This is not my first time seeing Stirling perform live, the last time being at the Kool Haus where the general admission atmosphere meant fans could mingle, move around, and most importantly dance. The Sony Centre brings a completely different vibe to this show, namely a seated audience, but it lent itself to the performance being more of a theatrical stage show. The carefully crafted projections were bright and sumptuous, projected both behind and in front of Stirling and her dancers via a mesh screen, thus creating a fairy tale world that brought her music to life. Some of the best concert visuals I’ve seen in a long time. Definitely a sight to behold.
Stirling was full of energy and vigor throughout her show. She jumped, high kicked, twirled, and made full use of her dance training throughout her act. Her and her team of four female dancers incorporated elements of ballet, contemporary, hip hop, and even Bollywood into their routines. Needless to say, the dancing alone is hard enough but playing the violin while accomplishing those moves is simply remarkable. To the trained ear, it’s noticeable that Stirling missed a note here and there in her playing, but that just shows that she does play live.
Stirling played numerous fan favourites from her varied discography throughout the show including her break out hit “Crystallize”, “Elements”, her latest release “Prism”, “The Arena”, and her hit single “Shatter Me”, where Stirling even showed off a bit of her vocals by singing the first verse before letting her violin take care of the rest.
A zany and funny video of Stirling backstage dealing with her band resulted in Stirling running back on stage with a very small child’s violin. Her band joined her, sitting on the floor ready to play a toy piano and toy drums. In this manner, Stirling played the first song she ever learned to play on the violin – “Twinkle Twinkle Little Star”, but far be it for her to leave it at that. Part of Stirling’s original draw for fans was her pop culture medleys and she indulged her fans by playing themes from The Legend of Zelda and Pirates of the Caribbean.

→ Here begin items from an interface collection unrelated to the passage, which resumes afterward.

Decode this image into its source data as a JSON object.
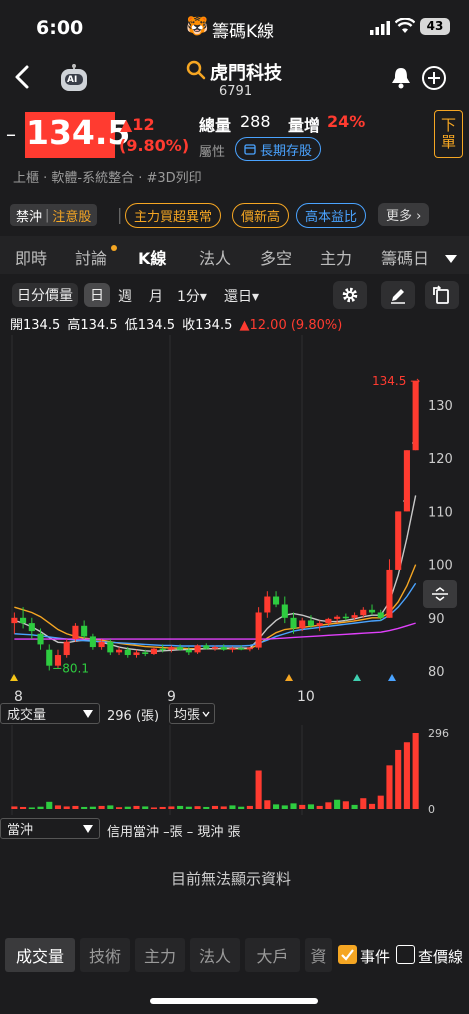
{
  "status": {
    "time": "6:00",
    "app_title": "籌碼K線",
    "battery": "43"
  },
  "header": {
    "stock_name": "虎門科技",
    "stock_code": "6791",
    "ai_label": "AI"
  },
  "quote": {
    "dash": "–",
    "price": "134.5",
    "change": "▲12",
    "change_pct": "(9.80%)",
    "volume_label": "總量",
    "volume": "288",
    "vol_inc_label": "量增",
    "vol_inc_pct": "24%",
    "attr_label": "屬性",
    "attr_tag": "長期存股",
    "order_btn": "下單",
    "category": "上櫃 · 軟體-系統整合 · #3D列印"
  },
  "tags": {
    "warn_a": "禁沖",
    "warn_b": "注意股",
    "items": [
      "主力買超異常",
      "價新高",
      "高本益比"
    ],
    "more": "更多 ›"
  },
  "tabs": [
    "即時",
    "討論",
    "K線",
    "法人",
    "多空",
    "主力",
    "籌碼日"
  ],
  "toolbar": {
    "minute_vol": "日分價量",
    "day": "日",
    "week": "週",
    "month": "月",
    "minute": "1分▾",
    "restore": "還日▾"
  },
  "ohlc": {
    "open_l": "開",
    "open": "134.5",
    "high_l": "高",
    "high": "134.5",
    "low_l": "低",
    "low": "134.5",
    "close_l": "收",
    "close": "134.5",
    "chg": "▲12.00 (9.80%)"
  },
  "chart_data": {
    "type": "candlestick",
    "price_axis": [
      "130",
      "120",
      "110",
      "100",
      "90",
      "80"
    ],
    "ylim": [
      80,
      134.5
    ],
    "x_labels": [
      "8",
      "9",
      "10"
    ],
    "last_price_label": "134.5",
    "low_marker": "80.1",
    "candles": [
      {
        "o": 89.0,
        "h": 91.0,
        "l": 87.0,
        "c": 90.0
      },
      {
        "o": 90.0,
        "h": 92.0,
        "l": 88.0,
        "c": 89.0
      },
      {
        "o": 89.0,
        "h": 90.0,
        "l": 86.0,
        "c": 87.5
      },
      {
        "o": 87.0,
        "h": 88.0,
        "l": 84.0,
        "c": 85.0
      },
      {
        "o": 84.0,
        "h": 85.0,
        "l": 80.1,
        "c": 81.0
      },
      {
        "o": 81.0,
        "h": 84.0,
        "l": 80.5,
        "c": 83.0
      },
      {
        "o": 83.0,
        "h": 86.0,
        "l": 82.5,
        "c": 85.5
      },
      {
        "o": 86.0,
        "h": 89.0,
        "l": 85.5,
        "c": 88.5
      },
      {
        "o": 88.5,
        "h": 89.5,
        "l": 86.0,
        "c": 86.5
      },
      {
        "o": 86.5,
        "h": 87.0,
        "l": 84.0,
        "c": 84.5
      },
      {
        "o": 84.5,
        "h": 86.0,
        "l": 84.0,
        "c": 85.5
      },
      {
        "o": 85.5,
        "h": 86.0,
        "l": 83.0,
        "c": 83.5
      },
      {
        "o": 83.5,
        "h": 84.5,
        "l": 83.0,
        "c": 84.0
      },
      {
        "o": 84.0,
        "h": 84.5,
        "l": 82.5,
        "c": 83.0
      },
      {
        "o": 83.0,
        "h": 84.0,
        "l": 82.5,
        "c": 83.5
      },
      {
        "o": 83.5,
        "h": 84.0,
        "l": 82.8,
        "c": 83.2
      },
      {
        "o": 83.2,
        "h": 84.5,
        "l": 83.0,
        "c": 84.2
      },
      {
        "o": 84.2,
        "h": 85.0,
        "l": 83.5,
        "c": 84.0
      },
      {
        "o": 84.0,
        "h": 84.8,
        "l": 83.5,
        "c": 84.5
      },
      {
        "o": 84.5,
        "h": 85.0,
        "l": 83.8,
        "c": 84.0
      },
      {
        "o": 84.0,
        "h": 84.5,
        "l": 83.0,
        "c": 83.5
      },
      {
        "o": 83.5,
        "h": 85.0,
        "l": 83.2,
        "c": 84.8
      },
      {
        "o": 84.8,
        "h": 85.2,
        "l": 84.0,
        "c": 84.2
      },
      {
        "o": 84.2,
        "h": 84.8,
        "l": 83.8,
        "c": 84.5
      },
      {
        "o": 84.5,
        "h": 85.0,
        "l": 83.8,
        "c": 84.0
      },
      {
        "o": 84.0,
        "h": 84.6,
        "l": 83.5,
        "c": 84.3
      },
      {
        "o": 84.3,
        "h": 84.8,
        "l": 83.9,
        "c": 84.1
      },
      {
        "o": 84.1,
        "h": 84.5,
        "l": 83.7,
        "c": 84.4
      },
      {
        "o": 84.4,
        "h": 92.0,
        "l": 84.0,
        "c": 91.0
      },
      {
        "o": 91.0,
        "h": 95.0,
        "l": 90.0,
        "c": 94.0
      },
      {
        "o": 94.0,
        "h": 95.0,
        "l": 92.0,
        "c": 92.5
      },
      {
        "o": 92.5,
        "h": 94.0,
        "l": 89.0,
        "c": 90.0
      },
      {
        "o": 90.0,
        "h": 91.0,
        "l": 87.0,
        "c": 88.0
      },
      {
        "o": 88.0,
        "h": 90.0,
        "l": 87.5,
        "c": 89.5
      },
      {
        "o": 89.5,
        "h": 90.5,
        "l": 88.0,
        "c": 88.5
      },
      {
        "o": 88.5,
        "h": 89.5,
        "l": 87.5,
        "c": 89.0
      },
      {
        "o": 89.0,
        "h": 90.0,
        "l": 88.5,
        "c": 89.8
      },
      {
        "o": 89.8,
        "h": 90.5,
        "l": 89.0,
        "c": 90.2
      },
      {
        "o": 90.2,
        "h": 90.8,
        "l": 89.5,
        "c": 90.0
      },
      {
        "o": 90.0,
        "h": 91.0,
        "l": 89.5,
        "c": 90.5
      },
      {
        "o": 90.5,
        "h": 92.0,
        "l": 90.0,
        "c": 91.5
      },
      {
        "o": 91.5,
        "h": 92.5,
        "l": 90.5,
        "c": 91.0
      },
      {
        "o": 91.0,
        "h": 91.5,
        "l": 89.5,
        "c": 90.0
      },
      {
        "o": 90.0,
        "h": 101.0,
        "l": 90.0,
        "c": 99.0
      },
      {
        "o": 99.0,
        "h": 110.0,
        "l": 99.0,
        "c": 110.0
      },
      {
        "o": 110.0,
        "h": 121.5,
        "l": 110.0,
        "c": 121.5
      },
      {
        "o": 121.5,
        "h": 134.5,
        "l": 121.5,
        "c": 134.5
      }
    ],
    "ma_series": [
      {
        "color": "#f5a623",
        "values": [
          92.0,
          91.5,
          91.0,
          90.2,
          89.0,
          87.8,
          87.0,
          86.5,
          86.2,
          86.0,
          85.8,
          85.5,
          85.2,
          85.0,
          84.8,
          84.6,
          84.5,
          84.4,
          84.3,
          84.3,
          84.2,
          84.2,
          84.2,
          84.2,
          84.2,
          84.2,
          84.2,
          84.2,
          85.0,
          86.2,
          87.2,
          87.8,
          88.0,
          88.2,
          88.4,
          88.6,
          88.8,
          89.0,
          89.2,
          89.4,
          89.7,
          90.0,
          90.0,
          91.0,
          93.0,
          96.0,
          100.0
        ]
      },
      {
        "color": "#c8c8c8",
        "values": [
          89.5,
          89.0,
          88.3,
          87.4,
          86.3,
          85.4,
          85.3,
          85.6,
          85.8,
          85.7,
          85.4,
          85.0,
          84.5,
          84.2,
          84.0,
          83.8,
          83.7,
          83.8,
          83.9,
          84.0,
          84.0,
          84.1,
          84.2,
          84.2,
          84.3,
          84.3,
          84.3,
          84.3,
          86.0,
          88.0,
          89.5,
          90.5,
          90.8,
          90.5,
          90.0,
          89.5,
          89.3,
          89.3,
          89.5,
          89.8,
          90.2,
          90.5,
          90.5,
          93.0,
          98.0,
          105.0,
          113.0
        ]
      },
      {
        "color": "#4aa3ff",
        "values": [
          87.0,
          86.9,
          86.8,
          86.6,
          86.4,
          86.2,
          86.0,
          85.8,
          85.7,
          85.6,
          85.5,
          85.4,
          85.3,
          85.2,
          85.1,
          85.0,
          84.9,
          84.8,
          84.8,
          84.7,
          84.7,
          84.7,
          84.7,
          84.7,
          84.7,
          84.7,
          84.7,
          84.8,
          85.2,
          85.8,
          86.5,
          87.0,
          87.5,
          87.8,
          88.0,
          88.2,
          88.4,
          88.6,
          88.8,
          89.0,
          89.2,
          89.4,
          89.5,
          90.5,
          92.0,
          94.0,
          96.5
        ]
      },
      {
        "color": "#e040fb",
        "values": [
          86.0,
          86.0,
          86.0,
          86.0,
          86.0,
          86.0,
          86.0,
          86.0,
          86.0,
          86.0,
          86.0,
          86.0,
          86.0,
          86.0,
          86.0,
          86.0,
          86.0,
          86.0,
          86.0,
          86.0,
          86.0,
          86.0,
          86.0,
          86.0,
          86.0,
          86.0,
          86.0,
          86.0,
          86.0,
          86.0,
          86.1,
          86.2,
          86.3,
          86.4,
          86.5,
          86.6,
          86.7,
          86.8,
          86.9,
          87.0,
          87.1,
          87.2,
          87.3,
          87.6,
          88.0,
          88.5,
          89.0
        ]
      }
    ],
    "volume_max_label": "296",
    "volume_min_label": "0",
    "volume": [
      {
        "v": 10,
        "up": true
      },
      {
        "v": 8,
        "up": true
      },
      {
        "v": 6,
        "up": false
      },
      {
        "v": 9,
        "up": false
      },
      {
        "v": 28,
        "up": false
      },
      {
        "v": 14,
        "up": true
      },
      {
        "v": 10,
        "up": true
      },
      {
        "v": 12,
        "up": true
      },
      {
        "v": 8,
        "up": false
      },
      {
        "v": 9,
        "up": false
      },
      {
        "v": 12,
        "up": true
      },
      {
        "v": 14,
        "up": false
      },
      {
        "v": 7,
        "up": true
      },
      {
        "v": 9,
        "up": false
      },
      {
        "v": 12,
        "up": true
      },
      {
        "v": 10,
        "up": false
      },
      {
        "v": 6,
        "up": true
      },
      {
        "v": 8,
        "up": true
      },
      {
        "v": 10,
        "up": true
      },
      {
        "v": 12,
        "up": false
      },
      {
        "v": 9,
        "up": false
      },
      {
        "v": 11,
        "up": true
      },
      {
        "v": 8,
        "up": false
      },
      {
        "v": 12,
        "up": true
      },
      {
        "v": 10,
        "up": true
      },
      {
        "v": 14,
        "up": false
      },
      {
        "v": 9,
        "up": false
      },
      {
        "v": 12,
        "up": true
      },
      {
        "v": 150,
        "up": true
      },
      {
        "v": 34,
        "up": true
      },
      {
        "v": 18,
        "up": false
      },
      {
        "v": 14,
        "up": false
      },
      {
        "v": 22,
        "up": false
      },
      {
        "v": 16,
        "up": true
      },
      {
        "v": 18,
        "up": false
      },
      {
        "v": 12,
        "up": true
      },
      {
        "v": 26,
        "up": true
      },
      {
        "v": 36,
        "up": false
      },
      {
        "v": 30,
        "up": true
      },
      {
        "v": 16,
        "up": false
      },
      {
        "v": 42,
        "up": true
      },
      {
        "v": 20,
        "up": true
      },
      {
        "v": 52,
        "up": true
      },
      {
        "v": 170,
        "up": true
      },
      {
        "v": 230,
        "up": true
      },
      {
        "v": 260,
        "up": true
      },
      {
        "v": 296,
        "up": true
      }
    ]
  },
  "volume_panel": {
    "selector": "成交量",
    "value": "296 (張)",
    "avg": "均張"
  },
  "daytrade_panel": {
    "selector": "當沖",
    "info": "信用當沖 –張 – 現沖 張",
    "empty": "目前無法顯示資料"
  },
  "bottom_tabs": [
    "成交量",
    "技術",
    "主力",
    "法人",
    "大戶",
    "資"
  ],
  "bottom_checks": {
    "event": "事件",
    "price_query": "查價線"
  },
  "colors": {
    "up": "#ff3b30",
    "down": "#2ecc40",
    "accent": "#4aa3ff",
    "orange": "#f5a623"
  }
}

The great thing about this show is how clearly candid Stirling is about pretty much everything in her life, from her Christian beliefs, to the quirky and off-the-wall antics she gets into with her band and crew members off stage, to the pain she still harbors for the loss of her dear friend and piano player, Jason “Gavi” Gavati, who lost his battle with cancer last year. For most of the audience who are likely subscribed to Stirling’s YouTube page, they would have known all about Stirling’s candidness as many an iPhone video exists of her life on tour, on vacation, battling depression, and spending time with those close to her including Gavi. It was clear how much the two of them cared for each other and how much he meant to her. When Stirling’s voice cracked as she spoke so fondly of him, about how she finally finished the song they had begun writing together just before he passed, there wasn’t a dry eye in the house.
On that note, “Gavi’s Song” is heartbreakingly beautiful.
On a more uplifting note, Stirling introduced the audience to a little lady who ended up completely stealing the show — Luna, her chihuahua, who also wore a dress and performed a little twirl before she was escorted off stage so she could resume her nap.
There was one moment, unfortunately, that left me feeling off put, where Stirling performed her Indian Bollywood themed number. Visually, yes it was beautiful to watch, but it did come off as culturally appropriating.
That aside, Lindsey Stirling continues to be a stunning live performer who throws all of herself in her music and her live show and those that may be hesitant to watch instrumental music in concert for over an hour will leave pleasantly surprised.